WORK ORDER – Below is some data; print it all back exactly.

INFORMATION SUPPLIED –
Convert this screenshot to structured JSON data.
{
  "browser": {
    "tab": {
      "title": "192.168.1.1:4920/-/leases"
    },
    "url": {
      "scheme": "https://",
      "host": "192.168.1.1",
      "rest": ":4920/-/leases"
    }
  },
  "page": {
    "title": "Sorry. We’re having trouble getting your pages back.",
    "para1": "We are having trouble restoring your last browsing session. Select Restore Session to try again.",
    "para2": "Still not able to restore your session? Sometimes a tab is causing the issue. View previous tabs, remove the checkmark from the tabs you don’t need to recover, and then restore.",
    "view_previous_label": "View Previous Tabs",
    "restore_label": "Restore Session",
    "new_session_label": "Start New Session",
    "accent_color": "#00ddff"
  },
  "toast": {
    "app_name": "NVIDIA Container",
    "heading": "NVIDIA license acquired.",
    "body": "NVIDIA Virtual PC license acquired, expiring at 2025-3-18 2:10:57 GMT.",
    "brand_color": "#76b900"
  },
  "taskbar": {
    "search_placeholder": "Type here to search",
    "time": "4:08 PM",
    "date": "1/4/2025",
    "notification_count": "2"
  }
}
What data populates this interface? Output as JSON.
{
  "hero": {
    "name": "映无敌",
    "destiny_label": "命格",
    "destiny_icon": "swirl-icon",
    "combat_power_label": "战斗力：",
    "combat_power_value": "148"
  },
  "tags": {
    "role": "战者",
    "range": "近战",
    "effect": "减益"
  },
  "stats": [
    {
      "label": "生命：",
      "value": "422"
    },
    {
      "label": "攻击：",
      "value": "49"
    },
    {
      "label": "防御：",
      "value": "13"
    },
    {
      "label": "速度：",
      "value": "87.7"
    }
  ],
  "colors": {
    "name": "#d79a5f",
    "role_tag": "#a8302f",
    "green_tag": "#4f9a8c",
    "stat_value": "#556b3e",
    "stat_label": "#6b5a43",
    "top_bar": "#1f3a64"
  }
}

FINISHED EXERCISE –
Convert this screenshot to structured JSON data.
{
  "browser": {
    "tab": {
      "title": "192.168.1.1:4920/-/leases"
    },
    "url": {
      "scheme": "https://",
      "host": "192.168.1.1",
      "rest": ":4920/-/leases"
    }
  },
  "page": {
    "title": "Sorry. We’re having trouble getting your pages back.",
    "para1": "We are having trouble restoring your last browsing session. Select Restore Session to try again.",
    "para2": "Still not able to restore your session? Sometimes a tab is causing the issue. View previous tabs, remove the checkmark from the tabs you don’t need to recover, and then restore.",
    "view_previous_label": "View Previous Tabs",
    "restore_label": "Restore Session",
    "new_session_label": "Start New Session",
    "accent_color": "#00ddff"
  },
  "toast": {
    "app_name": "NVIDIA Container",
    "heading": "NVIDIA license acquired.",
    "body": "NVIDIA Virtual PC license acquired, expiring at 2025-3-18 2:10:57 GMT.",
    "brand_color": "#76b900"
  },
  "taskbar": {
    "search_placeholder": "Type here to search",
    "time": "4:08 PM",
    "date": "1/4/2025",
    "notification_count": "2"
  }
}
What data populates this interface? Output as JSON.
{
  "hero": {
    "name": "映无敌",
    "destiny_label": "命格",
    "destiny_icon": "swirl-icon",
    "combat_power_label": "战斗力：",
    "combat_power_value": "148"
  },
  "tags": {
    "role": "战者",
    "range": "近战",
    "effect": "减益"
  },
  "stats": [
    {
      "label": "生命：",
      "value": "422"
    },
    {
      "label": "攻击：",
      "value": "49"
    },
    {
      "label": "防御：",
      "value": "13"
    },
    {
      "label": "速度：",
      "value": "87.7"
    }
  ],
  "colors": {
    "name": "#d79a5f",
    "role_tag": "#a8302f",
    "green_tag": "#4f9a8c",
    "stat_value": "#556b3e",
    "stat_label": "#6b5a43",
    "top_bar": "#1f3a64"
  }
}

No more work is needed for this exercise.